It’s probably been the marketing success of the last ten years – bottled water. I don’t even remember the last time I saw an advertisement on TV or even on a billboard for it, yet we still spend millions of pounds, dollars and euros on it.
But what’s wrong with tap water? In the main – the UK and North America at least – nothing. And outside those areas or if you don’t like the taste, there are ways to change it rather than buy bottled water. Here are the reasons why you should drink tap water:
• Plastic bottles use a huge amount of energy to make. They can be recycled, but again energy is needed to do so. When they’re not recycled they go straight into landfill. In the US, 84% plastic water bottles they use each year are thrown away. To make those plastic bottles it takes of the 47 million gallons of oil.
• Buy a water filter in your home. It’s less expensive and far less environmentally damaging than bottled water. But they are difficult to recycle, so if you can do without then that’s better.
• The US Environmental Protection Agency (EPA) says 90% of its drinking water is safe. It’s estimated 900,000 people a year get sick from water and 900 people die each year.
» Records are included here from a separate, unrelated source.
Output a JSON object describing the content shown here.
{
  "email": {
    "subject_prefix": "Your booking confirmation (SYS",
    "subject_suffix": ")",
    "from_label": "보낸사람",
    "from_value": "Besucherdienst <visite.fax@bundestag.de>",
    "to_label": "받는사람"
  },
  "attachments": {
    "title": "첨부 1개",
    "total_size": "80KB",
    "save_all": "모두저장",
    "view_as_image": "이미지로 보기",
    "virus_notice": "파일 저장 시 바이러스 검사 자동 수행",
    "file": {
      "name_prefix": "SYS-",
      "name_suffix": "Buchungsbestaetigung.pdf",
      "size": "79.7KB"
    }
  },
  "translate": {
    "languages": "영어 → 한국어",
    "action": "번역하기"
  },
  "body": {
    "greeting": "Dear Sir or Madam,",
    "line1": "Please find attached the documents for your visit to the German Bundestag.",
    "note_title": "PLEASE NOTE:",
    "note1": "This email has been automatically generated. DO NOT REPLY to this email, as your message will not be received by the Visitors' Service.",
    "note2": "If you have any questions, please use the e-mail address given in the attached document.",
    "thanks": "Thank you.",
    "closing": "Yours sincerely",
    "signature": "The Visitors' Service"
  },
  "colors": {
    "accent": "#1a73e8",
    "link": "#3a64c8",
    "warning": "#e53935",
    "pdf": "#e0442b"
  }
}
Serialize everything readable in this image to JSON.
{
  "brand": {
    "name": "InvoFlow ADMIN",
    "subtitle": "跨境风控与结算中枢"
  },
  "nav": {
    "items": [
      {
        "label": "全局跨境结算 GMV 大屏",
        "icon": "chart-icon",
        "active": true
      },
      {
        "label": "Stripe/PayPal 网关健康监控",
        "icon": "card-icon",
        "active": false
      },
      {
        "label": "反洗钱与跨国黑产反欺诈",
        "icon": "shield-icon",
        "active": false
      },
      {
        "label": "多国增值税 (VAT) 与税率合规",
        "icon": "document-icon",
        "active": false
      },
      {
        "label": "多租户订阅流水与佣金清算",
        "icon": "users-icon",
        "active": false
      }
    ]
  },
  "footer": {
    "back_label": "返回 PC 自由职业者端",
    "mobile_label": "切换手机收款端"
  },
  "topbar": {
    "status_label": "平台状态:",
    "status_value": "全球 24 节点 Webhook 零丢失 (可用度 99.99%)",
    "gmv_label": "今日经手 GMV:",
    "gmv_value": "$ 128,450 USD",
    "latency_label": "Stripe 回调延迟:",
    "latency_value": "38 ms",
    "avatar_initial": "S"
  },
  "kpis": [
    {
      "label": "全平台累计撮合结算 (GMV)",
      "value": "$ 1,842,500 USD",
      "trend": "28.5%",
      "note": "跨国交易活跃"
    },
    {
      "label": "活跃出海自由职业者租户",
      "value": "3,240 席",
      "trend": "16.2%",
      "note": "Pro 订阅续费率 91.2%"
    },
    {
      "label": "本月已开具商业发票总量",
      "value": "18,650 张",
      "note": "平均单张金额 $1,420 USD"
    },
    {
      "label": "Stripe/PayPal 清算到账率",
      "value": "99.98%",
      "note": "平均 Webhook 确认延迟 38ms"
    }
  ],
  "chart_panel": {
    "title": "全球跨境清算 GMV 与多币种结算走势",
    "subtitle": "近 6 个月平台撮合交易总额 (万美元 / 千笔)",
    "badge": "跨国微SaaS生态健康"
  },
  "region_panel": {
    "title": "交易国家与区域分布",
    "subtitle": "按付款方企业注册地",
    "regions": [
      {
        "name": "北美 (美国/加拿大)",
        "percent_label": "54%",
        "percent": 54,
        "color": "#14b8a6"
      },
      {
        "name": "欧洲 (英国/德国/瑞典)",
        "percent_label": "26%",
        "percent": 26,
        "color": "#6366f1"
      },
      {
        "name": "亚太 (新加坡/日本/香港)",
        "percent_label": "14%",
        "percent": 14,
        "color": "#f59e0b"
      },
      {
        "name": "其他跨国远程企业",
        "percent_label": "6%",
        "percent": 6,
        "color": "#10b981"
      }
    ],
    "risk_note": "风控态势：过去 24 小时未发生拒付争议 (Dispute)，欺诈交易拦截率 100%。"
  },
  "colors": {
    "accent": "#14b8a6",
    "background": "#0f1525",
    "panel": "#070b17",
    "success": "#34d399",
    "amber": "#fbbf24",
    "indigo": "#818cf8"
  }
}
That’s from both drinking bottled and public water.
• Bottled water can cost up to 10,000 times as much as when you get it from the tap.
• In the US, a study found out that a quarter of bottled water was just tap water with or without extra filtration.
• Some bottled water comes from abroad as well – think of the energy used in transporting it.
• Bottled water companies are sometimes taking water from places that need it, like Pakistan. Check out ResponsibleShopper.org for more information.
• Bottle water costs around 5 cents an ounce. Doesn’t sound much? Gasoline costs just over two cents an ounce.
• Plastic waste is now at such a volume that vast eddies of current-bound plastic trash now spin endlessly in the world’s major oceans. This represents a great risk to marine life, killing birds and fish which mistake our garbage for food.
• Drinking bottled water means less attention is paid to public water systems. If people didn’t buy bottled water and complained about their tap water, work would be done to improve the taste and quality. And stop leaks.
• People will often buy bottled water when out and about and don’t want one of the many fizzy, sugar-filled drinks on offer. But you can still make a choice as brands such as One and Belu use their profits to pay for clean water schemes in the developing world.
And a final thought, if your friends don’t like the taste of tap water, give them a blind taste test. E magazine reports: “When Good Morning America conducted a taste test of its studio audience, New York City tap water was chosen as the heavy favourite over the oxygenated water O2, Poland Spring and Evian.”